Fire has torn through almost 4000 hectares of land south of Cooma, forcing people out of their homes and reducing properties to blackened earth and bare trees.
As the state faced unprecedented fire weather, crews continued to tackle a bushfire that started close to Mount Forest Road near Carlaminda on Sunday.
By early evening on Tuesday, the blaze had spread through 3800 hectares but firefighters managed to protect all structures except for a small shed.
It was a combination of water bombing, ground crews and "a heck of a lot of preparation" that saved the homes, according to Fred Nichols of the Monaro Rural Fire Service.
He said volunteers had been battling deteriorating conditions, worsening from the initial 30-degree heat and 35km/h winds at 7am.
"We're not getting much help from the weather," he said. "It's all a case of we need to get lucky.''
Mr Nichols said crews would be working into the night as the fire moved eastward across the Kybeyan valley, which was primarily grassland, towards tough terrain.
"If it goes through the Kybeyan valley, it will end up in the Bega Valley Shire," he said. "It's very isolated and very hard to do anything with."
More than 50 firefighters were on the ground on Tuesday evening, assisted by four helicopters and three water bombers.
By Wednesday morning, their efforts appeared to have paid off, with the fire threat substantially reduced.
Despite an increasing number of tankers moving to and from the fire ground, Mr Nichols said that fighting the blaze was starting to take its toll on volunteers.
"The crews have been rotating but they're getting worn out," he said. "We've been dragging crews in from wherever we can."
Wind remained one of the major obstacles for crews on the ground, with strong gusts of up to 78km/h driving the fire, which was "spreading by square minutes by the minute" according to one volunteer. Another described driving into the fire ground as being met with ''a wall of smoke''.
Dozens of homes were evacuated throughout the day, although some Mount Forest Road residents chose to stay to protect their homes.
Mr Nichols said staying to protect property was an option only for those who had taken precautions.

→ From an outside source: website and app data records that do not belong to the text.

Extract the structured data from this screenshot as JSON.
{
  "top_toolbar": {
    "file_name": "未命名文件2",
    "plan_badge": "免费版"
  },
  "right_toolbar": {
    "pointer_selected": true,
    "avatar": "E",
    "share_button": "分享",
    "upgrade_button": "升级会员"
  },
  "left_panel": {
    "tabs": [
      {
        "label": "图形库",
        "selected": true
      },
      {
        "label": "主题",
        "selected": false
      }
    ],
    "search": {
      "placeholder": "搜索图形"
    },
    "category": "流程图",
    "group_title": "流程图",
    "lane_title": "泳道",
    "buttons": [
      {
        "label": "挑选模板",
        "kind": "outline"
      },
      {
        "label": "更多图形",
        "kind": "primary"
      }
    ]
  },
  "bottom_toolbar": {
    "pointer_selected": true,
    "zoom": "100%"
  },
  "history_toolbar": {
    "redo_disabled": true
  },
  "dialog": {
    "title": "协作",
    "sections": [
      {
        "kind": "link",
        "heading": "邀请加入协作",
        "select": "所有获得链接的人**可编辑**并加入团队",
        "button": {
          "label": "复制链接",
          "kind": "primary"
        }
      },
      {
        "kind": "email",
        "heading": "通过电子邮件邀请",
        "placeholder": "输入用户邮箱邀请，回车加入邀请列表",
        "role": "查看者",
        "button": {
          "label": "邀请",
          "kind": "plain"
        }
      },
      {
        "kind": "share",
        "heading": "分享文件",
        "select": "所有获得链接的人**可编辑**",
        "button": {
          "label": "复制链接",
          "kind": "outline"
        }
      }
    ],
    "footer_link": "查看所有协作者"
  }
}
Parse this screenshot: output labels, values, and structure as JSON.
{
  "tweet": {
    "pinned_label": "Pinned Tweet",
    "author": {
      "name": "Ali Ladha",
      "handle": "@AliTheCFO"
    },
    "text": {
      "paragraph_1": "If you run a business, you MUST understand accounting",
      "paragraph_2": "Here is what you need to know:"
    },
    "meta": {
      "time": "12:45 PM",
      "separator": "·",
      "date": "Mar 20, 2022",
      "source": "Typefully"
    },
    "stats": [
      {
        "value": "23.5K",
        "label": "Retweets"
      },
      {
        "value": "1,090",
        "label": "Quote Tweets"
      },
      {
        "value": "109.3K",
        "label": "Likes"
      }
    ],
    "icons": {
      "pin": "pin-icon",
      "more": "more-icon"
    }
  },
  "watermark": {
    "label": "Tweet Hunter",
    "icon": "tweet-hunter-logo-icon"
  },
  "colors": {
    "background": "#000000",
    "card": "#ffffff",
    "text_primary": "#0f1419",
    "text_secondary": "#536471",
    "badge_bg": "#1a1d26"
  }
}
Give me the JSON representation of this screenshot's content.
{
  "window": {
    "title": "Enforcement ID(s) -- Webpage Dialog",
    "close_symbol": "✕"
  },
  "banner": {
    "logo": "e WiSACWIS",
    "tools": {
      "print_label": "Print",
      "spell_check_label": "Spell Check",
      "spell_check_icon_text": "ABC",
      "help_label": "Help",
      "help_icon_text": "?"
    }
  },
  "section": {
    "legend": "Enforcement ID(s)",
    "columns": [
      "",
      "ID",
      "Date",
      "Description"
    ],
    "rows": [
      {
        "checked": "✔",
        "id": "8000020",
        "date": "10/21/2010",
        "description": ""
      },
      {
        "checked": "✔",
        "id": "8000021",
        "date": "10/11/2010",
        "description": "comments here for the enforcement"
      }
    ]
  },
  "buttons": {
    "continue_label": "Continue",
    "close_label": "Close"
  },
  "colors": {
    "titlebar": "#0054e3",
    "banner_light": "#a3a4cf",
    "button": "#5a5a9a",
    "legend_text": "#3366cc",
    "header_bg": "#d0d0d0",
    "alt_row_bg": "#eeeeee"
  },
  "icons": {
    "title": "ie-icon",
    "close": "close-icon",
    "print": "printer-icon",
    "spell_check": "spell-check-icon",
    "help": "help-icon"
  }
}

"Unless they're really well prepared, homes are undefendable," he said. "We're in extreme to close to catastrophic fire conditions here. Homes are not defendable."
Volunteer Mark Shubert had been on the fire ground since Monday, battling the blaze as it inched closer to his property, Deep Water.
"There's a good chance it will [reach my property] but it will depend on the wind."
Despite owning the property for almost three decades, Mr Shubert said he would stay with the crews rather than leave to protect his property.
"What can you do?'' he said. ''You've got to pitch in.''